• [Exercise requirements] In the entries below, find each line with the word "JSON" and return it.

• [Recorded data]
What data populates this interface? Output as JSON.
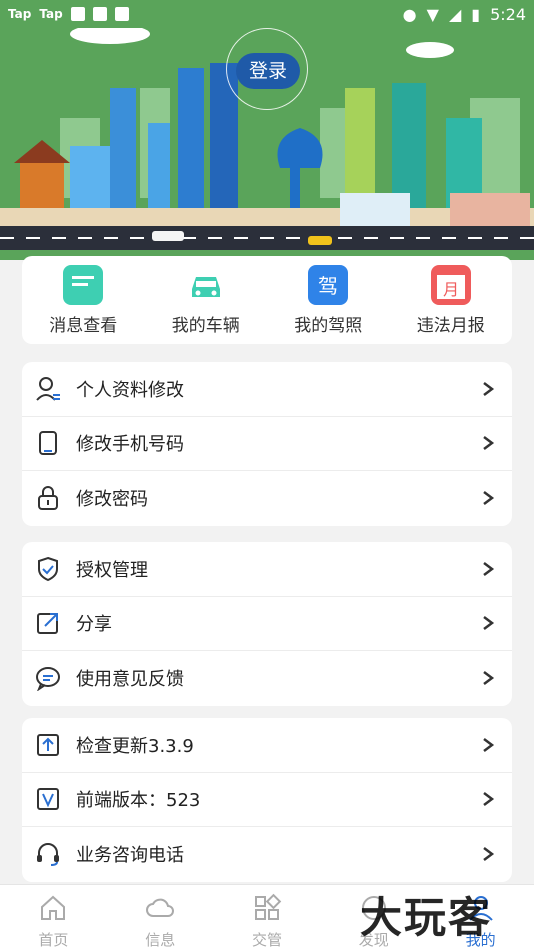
{
  "status_bar": {
    "apps": [
      "Tap",
      "Tap"
    ],
    "time": "5:24"
  },
  "header": {
    "login_label": "登录"
  },
  "quick_actions": [
    {
      "label": "消息查看",
      "icon": "message-icon",
      "color": "#3ecfb2"
    },
    {
      "label": "我的车辆",
      "icon": "car-icon",
      "color": "#3ecfb2"
    },
    {
      "label": "我的驾照",
      "icon": "license-icon",
      "color": "#2f83e8"
    },
    {
      "label": "违法月报",
      "icon": "calendar-icon",
      "color": "#ef5b5b"
    }
  ],
  "groups": [
    {
      "items": [
        {
          "label": "个人资料修改",
          "icon": "profile-icon"
        },
        {
          "label": "修改手机号码",
          "icon": "phone-icon"
        },
        {
          "label": "修改密码",
          "icon": "lock-icon"
        }
      ]
    },
    {
      "items": [
        {
          "label": "授权管理",
          "icon": "shield-icon"
        },
        {
          "label": "分享",
          "icon": "share-icon"
        },
        {
          "label": "使用意见反馈",
          "icon": "feedback-icon"
        }
      ]
    },
    {
      "items": [
        {
          "label": "检查更新3.3.9",
          "icon": "update-icon"
        },
        {
          "label": "前端版本：523",
          "icon": "version-icon"
        },
        {
          "label": "业务咨询电话",
          "icon": "headset-icon"
        }
      ]
    }
  ],
  "bottom_nav": [
    {
      "label": "首页",
      "icon": "home-icon",
      "active": false
    },
    {
      "label": "信息",
      "icon": "cloud-icon",
      "active": false
    },
    {
      "label": "交管",
      "icon": "grid-icon",
      "active": false
    },
    {
      "label": "发现",
      "icon": "discover-icon",
      "active": false
    },
    {
      "label": "我的",
      "icon": "user-icon",
      "active": true
    }
  ],
  "watermark": "大玩客",
  "colors": {
    "header_green": "#5aa45a",
    "primary_blue": "#1f5aa8",
    "active_nav": "#2a6fd1"
  }
}
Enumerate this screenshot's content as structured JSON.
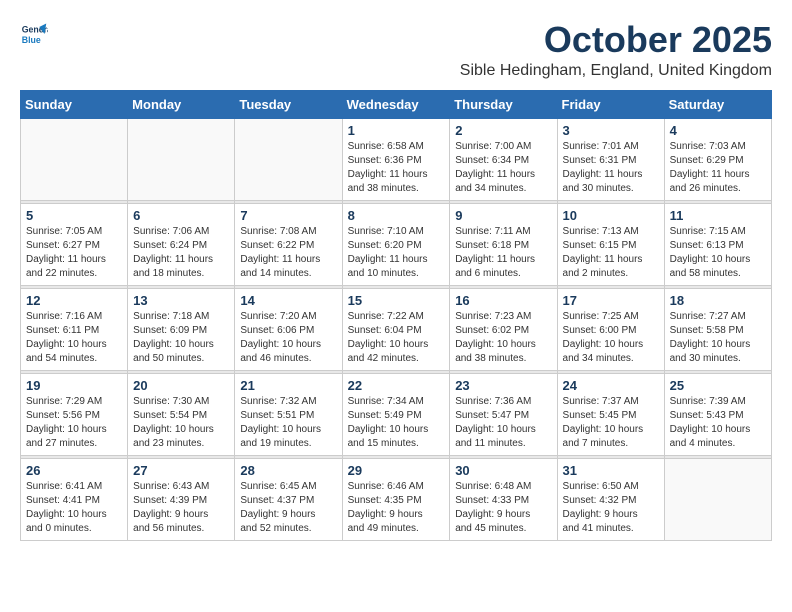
{
  "header": {
    "logo_line1": "General",
    "logo_line2": "Blue",
    "month_title": "October 2025",
    "location": "Sible Hedingham, England, United Kingdom"
  },
  "days_of_week": [
    "Sunday",
    "Monday",
    "Tuesday",
    "Wednesday",
    "Thursday",
    "Friday",
    "Saturday"
  ],
  "weeks": [
    [
      {
        "day": "",
        "info": ""
      },
      {
        "day": "",
        "info": ""
      },
      {
        "day": "",
        "info": ""
      },
      {
        "day": "1",
        "info": "Sunrise: 6:58 AM\nSunset: 6:36 PM\nDaylight: 11 hours\nand 38 minutes."
      },
      {
        "day": "2",
        "info": "Sunrise: 7:00 AM\nSunset: 6:34 PM\nDaylight: 11 hours\nand 34 minutes."
      },
      {
        "day": "3",
        "info": "Sunrise: 7:01 AM\nSunset: 6:31 PM\nDaylight: 11 hours\nand 30 minutes."
      },
      {
        "day": "4",
        "info": "Sunrise: 7:03 AM\nSunset: 6:29 PM\nDaylight: 11 hours\nand 26 minutes."
      }
    ],
    [
      {
        "day": "5",
        "info": "Sunrise: 7:05 AM\nSunset: 6:27 PM\nDaylight: 11 hours\nand 22 minutes."
      },
      {
        "day": "6",
        "info": "Sunrise: 7:06 AM\nSunset: 6:24 PM\nDaylight: 11 hours\nand 18 minutes."
      },
      {
        "day": "7",
        "info": "Sunrise: 7:08 AM\nSunset: 6:22 PM\nDaylight: 11 hours\nand 14 minutes."
      },
      {
        "day": "8",
        "info": "Sunrise: 7:10 AM\nSunset: 6:20 PM\nDaylight: 11 hours\nand 10 minutes."
      },
      {
        "day": "9",
        "info": "Sunrise: 7:11 AM\nSunset: 6:18 PM\nDaylight: 11 hours\nand 6 minutes."
      },
      {
        "day": "10",
        "info": "Sunrise: 7:13 AM\nSunset: 6:15 PM\nDaylight: 11 hours\nand 2 minutes."
      },
      {
        "day": "11",
        "info": "Sunrise: 7:15 AM\nSunset: 6:13 PM\nDaylight: 10 hours\nand 58 minutes."
      }
    ],
    [
      {
        "day": "12",
        "info": "Sunrise: 7:16 AM\nSunset: 6:11 PM\nDaylight: 10 hours\nand 54 minutes."
      },
      {
        "day": "13",
        "info": "Sunrise: 7:18 AM\nSunset: 6:09 PM\nDaylight: 10 hours\nand 50 minutes."
      },
      {
        "day": "14",
        "info": "Sunrise: 7:20 AM\nSunset: 6:06 PM\nDaylight: 10 hours\nand 46 minutes."
      },
      {
        "day": "15",
        "info": "Sunrise: 7:22 AM\nSunset: 6:04 PM\nDaylight: 10 hours\nand 42 minutes."
      },
      {
        "day": "16",
        "info": "Sunrise: 7:23 AM\nSunset: 6:02 PM\nDaylight: 10 hours\nand 38 minutes."
      },
      {
        "day": "17",
        "info": "Sunrise: 7:25 AM\nSunset: 6:00 PM\nDaylight: 10 hours\nand 34 minutes."
      },
      {
        "day": "18",
        "info": "Sunrise: 7:27 AM\nSunset: 5:58 PM\nDaylight: 10 hours\nand 30 minutes."
      }
    ],
    [
      {
        "day": "19",
        "info": "Sunrise: 7:29 AM\nSunset: 5:56 PM\nDaylight: 10 hours\nand 27 minutes."
      },
      {
        "day": "20",
        "info": "Sunrise: 7:30 AM\nSunset: 5:54 PM\nDaylight: 10 hours\nand 23 minutes."
      },
      {
        "day": "21",
        "info": "Sunrise: 7:32 AM\nSunset: 5:51 PM\nDaylight: 10 hours\nand 19 minutes."
      },
      {
        "day": "22",
        "info": "Sunrise: 7:34 AM\nSunset: 5:49 PM\nDaylight: 10 hours\nand 15 minutes."
      },
      {
        "day": "23",
        "info": "Sunrise: 7:36 AM\nSunset: 5:47 PM\nDaylight: 10 hours\nand 11 minutes."
      },
      {
        "day": "24",
        "info": "Sunrise: 7:37 AM\nSunset: 5:45 PM\nDaylight: 10 hours\nand 7 minutes."
      },
      {
        "day": "25",
        "info": "Sunrise: 7:39 AM\nSunset: 5:43 PM\nDaylight: 10 hours\nand 4 minutes."
      }
    ],
    [
      {
        "day": "26",
        "info": "Sunrise: 6:41 AM\nSunset: 4:41 PM\nDaylight: 10 hours\nand 0 minutes."
      },
      {
        "day": "27",
        "info": "Sunrise: 6:43 AM\nSunset: 4:39 PM\nDaylight: 9 hours\nand 56 minutes."
      },
      {
        "day": "28",
        "info": "Sunrise: 6:45 AM\nSunset: 4:37 PM\nDaylight: 9 hours\nand 52 minutes."
      },
      {
        "day": "29",
        "info": "Sunrise: 6:46 AM\nSunset: 4:35 PM\nDaylight: 9 hours\nand 49 minutes."
      },
      {
        "day": "30",
        "info": "Sunrise: 6:48 AM\nSunset: 4:33 PM\nDaylight: 9 hours\nand 45 minutes."
      },
      {
        "day": "31",
        "info": "Sunrise: 6:50 AM\nSunset: 4:32 PM\nDaylight: 9 hours\nand 41 minutes."
      },
      {
        "day": "",
        "info": ""
      }
    ]
  ]
}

• [Response area]
What data populates this interface? Output as JSON.
Enumerate this screenshot's content as structured JSON.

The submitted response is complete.